#### THE PROBLEM
Check each line below for "filesystems" and say how many have it, with no other words.

== RECORDS SHOWN ==

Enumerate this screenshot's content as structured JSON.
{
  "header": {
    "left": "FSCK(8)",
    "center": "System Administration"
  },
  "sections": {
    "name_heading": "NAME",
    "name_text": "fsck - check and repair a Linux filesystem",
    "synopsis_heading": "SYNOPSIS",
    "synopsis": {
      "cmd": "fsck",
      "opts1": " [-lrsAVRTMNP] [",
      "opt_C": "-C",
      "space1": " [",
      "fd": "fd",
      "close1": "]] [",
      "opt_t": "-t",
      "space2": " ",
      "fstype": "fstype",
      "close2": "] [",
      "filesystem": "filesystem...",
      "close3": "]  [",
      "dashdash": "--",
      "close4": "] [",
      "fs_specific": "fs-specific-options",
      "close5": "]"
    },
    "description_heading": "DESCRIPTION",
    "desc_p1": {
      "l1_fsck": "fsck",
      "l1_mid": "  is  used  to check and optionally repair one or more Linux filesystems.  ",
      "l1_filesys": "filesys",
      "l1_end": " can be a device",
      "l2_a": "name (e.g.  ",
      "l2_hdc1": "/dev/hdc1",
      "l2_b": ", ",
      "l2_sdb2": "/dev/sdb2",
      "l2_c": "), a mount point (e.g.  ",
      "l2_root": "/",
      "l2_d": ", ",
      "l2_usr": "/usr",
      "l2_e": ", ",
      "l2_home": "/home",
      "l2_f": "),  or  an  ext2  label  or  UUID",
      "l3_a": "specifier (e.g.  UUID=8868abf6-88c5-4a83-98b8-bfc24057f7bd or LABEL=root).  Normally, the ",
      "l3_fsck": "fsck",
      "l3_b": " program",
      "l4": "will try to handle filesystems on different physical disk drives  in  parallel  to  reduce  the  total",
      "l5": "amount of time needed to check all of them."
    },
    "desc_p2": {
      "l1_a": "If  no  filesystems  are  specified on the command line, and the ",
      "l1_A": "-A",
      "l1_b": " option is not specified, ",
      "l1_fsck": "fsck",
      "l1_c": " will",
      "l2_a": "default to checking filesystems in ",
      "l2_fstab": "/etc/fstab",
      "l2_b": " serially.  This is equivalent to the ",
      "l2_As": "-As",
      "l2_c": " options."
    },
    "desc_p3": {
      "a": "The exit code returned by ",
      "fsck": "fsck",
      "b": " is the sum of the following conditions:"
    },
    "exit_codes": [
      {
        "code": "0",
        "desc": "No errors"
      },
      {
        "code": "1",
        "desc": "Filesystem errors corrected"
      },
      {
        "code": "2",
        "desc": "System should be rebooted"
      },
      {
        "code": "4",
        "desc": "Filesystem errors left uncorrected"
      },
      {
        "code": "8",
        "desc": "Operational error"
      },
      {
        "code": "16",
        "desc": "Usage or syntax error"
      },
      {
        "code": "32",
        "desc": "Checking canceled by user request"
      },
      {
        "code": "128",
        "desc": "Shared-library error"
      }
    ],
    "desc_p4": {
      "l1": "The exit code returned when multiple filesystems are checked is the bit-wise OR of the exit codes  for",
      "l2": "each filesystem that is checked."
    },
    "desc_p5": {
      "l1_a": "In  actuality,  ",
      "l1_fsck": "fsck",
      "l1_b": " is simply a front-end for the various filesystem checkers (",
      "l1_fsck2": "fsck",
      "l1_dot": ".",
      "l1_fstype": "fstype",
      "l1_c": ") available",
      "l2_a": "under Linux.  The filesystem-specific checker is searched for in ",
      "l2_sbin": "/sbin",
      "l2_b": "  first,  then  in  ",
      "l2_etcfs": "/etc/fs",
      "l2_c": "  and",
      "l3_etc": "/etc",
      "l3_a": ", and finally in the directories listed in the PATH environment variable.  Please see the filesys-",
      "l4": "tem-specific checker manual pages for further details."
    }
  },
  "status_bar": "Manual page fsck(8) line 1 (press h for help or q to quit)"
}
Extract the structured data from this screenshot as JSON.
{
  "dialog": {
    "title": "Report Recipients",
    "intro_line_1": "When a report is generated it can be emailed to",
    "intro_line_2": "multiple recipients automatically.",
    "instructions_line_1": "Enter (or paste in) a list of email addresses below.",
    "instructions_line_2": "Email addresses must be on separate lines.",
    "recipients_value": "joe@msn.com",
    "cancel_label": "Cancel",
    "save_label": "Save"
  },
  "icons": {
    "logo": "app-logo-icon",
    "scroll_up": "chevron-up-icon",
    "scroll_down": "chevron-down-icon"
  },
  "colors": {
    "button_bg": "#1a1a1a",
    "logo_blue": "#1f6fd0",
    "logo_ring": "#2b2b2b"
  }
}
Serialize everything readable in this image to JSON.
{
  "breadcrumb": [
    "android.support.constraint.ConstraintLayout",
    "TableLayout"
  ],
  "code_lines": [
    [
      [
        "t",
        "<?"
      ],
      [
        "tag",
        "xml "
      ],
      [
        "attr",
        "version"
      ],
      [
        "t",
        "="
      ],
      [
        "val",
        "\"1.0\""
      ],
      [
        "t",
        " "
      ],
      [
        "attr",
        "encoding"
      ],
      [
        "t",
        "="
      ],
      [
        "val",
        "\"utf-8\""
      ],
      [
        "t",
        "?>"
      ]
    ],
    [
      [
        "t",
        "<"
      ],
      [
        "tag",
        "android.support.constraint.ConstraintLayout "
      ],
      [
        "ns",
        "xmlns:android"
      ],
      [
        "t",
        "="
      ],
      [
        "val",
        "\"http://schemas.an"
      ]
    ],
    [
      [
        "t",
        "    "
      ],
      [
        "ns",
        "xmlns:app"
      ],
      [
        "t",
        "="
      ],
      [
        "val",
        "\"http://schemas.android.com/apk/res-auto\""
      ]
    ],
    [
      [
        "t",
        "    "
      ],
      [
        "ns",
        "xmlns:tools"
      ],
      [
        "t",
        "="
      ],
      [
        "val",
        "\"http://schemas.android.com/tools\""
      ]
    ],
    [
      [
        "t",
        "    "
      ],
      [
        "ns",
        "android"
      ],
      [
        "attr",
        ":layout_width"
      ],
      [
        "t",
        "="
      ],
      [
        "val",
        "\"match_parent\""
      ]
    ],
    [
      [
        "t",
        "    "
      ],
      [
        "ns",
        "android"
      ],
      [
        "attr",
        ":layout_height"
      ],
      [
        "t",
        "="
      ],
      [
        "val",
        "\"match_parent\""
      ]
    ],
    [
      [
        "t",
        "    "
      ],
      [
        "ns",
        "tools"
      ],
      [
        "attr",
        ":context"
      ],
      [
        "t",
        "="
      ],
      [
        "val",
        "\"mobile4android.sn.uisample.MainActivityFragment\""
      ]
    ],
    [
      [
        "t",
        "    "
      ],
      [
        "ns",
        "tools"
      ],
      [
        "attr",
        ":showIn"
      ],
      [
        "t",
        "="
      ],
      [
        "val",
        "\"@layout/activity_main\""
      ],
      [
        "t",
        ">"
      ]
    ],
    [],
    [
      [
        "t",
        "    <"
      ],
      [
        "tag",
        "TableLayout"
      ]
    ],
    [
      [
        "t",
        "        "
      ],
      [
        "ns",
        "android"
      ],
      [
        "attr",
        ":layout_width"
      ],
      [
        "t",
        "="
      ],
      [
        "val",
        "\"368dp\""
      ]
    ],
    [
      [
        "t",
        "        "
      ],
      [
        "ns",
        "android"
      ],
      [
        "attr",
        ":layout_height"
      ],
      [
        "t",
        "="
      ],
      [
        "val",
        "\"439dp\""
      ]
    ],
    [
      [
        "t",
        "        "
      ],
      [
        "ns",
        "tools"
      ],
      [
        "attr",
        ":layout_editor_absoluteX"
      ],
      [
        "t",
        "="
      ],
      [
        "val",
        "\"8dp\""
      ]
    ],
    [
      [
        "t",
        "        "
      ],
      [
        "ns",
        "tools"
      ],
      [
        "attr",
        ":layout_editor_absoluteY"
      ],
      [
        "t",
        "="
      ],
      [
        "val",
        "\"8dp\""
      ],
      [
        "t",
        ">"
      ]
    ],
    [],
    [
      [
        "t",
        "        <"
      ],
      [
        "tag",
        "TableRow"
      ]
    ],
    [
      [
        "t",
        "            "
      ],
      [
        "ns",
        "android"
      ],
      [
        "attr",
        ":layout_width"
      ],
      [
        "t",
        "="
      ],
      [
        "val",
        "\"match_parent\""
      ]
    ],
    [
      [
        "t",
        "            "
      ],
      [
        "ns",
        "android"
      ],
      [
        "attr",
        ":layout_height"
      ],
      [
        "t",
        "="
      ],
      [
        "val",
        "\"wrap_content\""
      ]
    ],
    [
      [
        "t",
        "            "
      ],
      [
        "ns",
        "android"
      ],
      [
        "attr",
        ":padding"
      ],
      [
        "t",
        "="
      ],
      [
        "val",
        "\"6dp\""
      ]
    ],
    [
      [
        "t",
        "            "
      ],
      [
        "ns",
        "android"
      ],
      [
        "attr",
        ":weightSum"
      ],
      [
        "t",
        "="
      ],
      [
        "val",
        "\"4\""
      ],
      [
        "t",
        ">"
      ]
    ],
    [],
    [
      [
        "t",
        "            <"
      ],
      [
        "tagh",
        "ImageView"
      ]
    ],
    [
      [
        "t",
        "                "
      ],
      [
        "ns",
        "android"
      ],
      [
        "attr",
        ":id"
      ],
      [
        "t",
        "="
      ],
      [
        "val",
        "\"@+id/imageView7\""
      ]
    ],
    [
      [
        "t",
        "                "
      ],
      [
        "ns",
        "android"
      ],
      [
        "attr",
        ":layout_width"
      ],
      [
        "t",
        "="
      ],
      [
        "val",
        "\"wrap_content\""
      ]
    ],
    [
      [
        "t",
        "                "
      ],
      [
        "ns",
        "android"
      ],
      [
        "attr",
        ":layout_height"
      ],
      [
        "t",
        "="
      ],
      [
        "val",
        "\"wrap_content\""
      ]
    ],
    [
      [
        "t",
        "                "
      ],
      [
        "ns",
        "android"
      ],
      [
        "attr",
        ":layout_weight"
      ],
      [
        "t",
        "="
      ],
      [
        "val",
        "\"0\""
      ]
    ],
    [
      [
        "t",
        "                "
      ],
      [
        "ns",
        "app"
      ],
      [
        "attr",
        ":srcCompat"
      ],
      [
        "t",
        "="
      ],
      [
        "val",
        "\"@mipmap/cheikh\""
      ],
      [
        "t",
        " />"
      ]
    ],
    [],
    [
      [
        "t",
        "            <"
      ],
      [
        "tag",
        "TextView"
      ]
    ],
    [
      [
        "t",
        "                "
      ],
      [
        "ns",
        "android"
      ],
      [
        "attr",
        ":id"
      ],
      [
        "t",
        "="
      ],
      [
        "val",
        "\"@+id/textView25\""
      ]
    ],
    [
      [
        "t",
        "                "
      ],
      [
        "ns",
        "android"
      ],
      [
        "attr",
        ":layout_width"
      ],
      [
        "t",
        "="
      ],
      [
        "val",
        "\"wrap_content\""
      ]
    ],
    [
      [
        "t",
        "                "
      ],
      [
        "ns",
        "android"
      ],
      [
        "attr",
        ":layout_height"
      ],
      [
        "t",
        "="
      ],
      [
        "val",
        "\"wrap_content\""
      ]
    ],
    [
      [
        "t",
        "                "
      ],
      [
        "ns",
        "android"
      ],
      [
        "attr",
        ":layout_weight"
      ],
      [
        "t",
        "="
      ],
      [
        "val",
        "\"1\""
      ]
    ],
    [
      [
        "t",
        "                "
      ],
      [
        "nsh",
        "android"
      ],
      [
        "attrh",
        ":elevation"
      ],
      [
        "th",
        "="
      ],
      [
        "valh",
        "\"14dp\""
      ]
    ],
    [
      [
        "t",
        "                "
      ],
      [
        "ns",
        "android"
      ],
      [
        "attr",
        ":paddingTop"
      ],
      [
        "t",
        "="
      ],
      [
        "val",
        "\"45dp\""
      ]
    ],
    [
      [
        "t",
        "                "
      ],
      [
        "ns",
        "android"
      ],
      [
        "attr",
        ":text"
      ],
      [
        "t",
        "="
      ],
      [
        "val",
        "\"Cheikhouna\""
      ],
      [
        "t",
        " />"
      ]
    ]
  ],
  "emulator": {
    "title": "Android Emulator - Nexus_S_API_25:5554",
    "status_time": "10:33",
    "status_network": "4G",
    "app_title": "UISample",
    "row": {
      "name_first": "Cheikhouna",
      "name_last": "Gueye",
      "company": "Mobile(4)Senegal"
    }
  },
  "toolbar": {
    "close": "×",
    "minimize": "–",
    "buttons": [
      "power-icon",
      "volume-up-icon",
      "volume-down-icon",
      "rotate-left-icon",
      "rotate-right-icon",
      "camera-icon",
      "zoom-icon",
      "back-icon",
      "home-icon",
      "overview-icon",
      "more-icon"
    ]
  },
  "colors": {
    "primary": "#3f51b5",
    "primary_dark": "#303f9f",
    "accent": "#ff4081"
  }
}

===

#### ANSWER BOX
5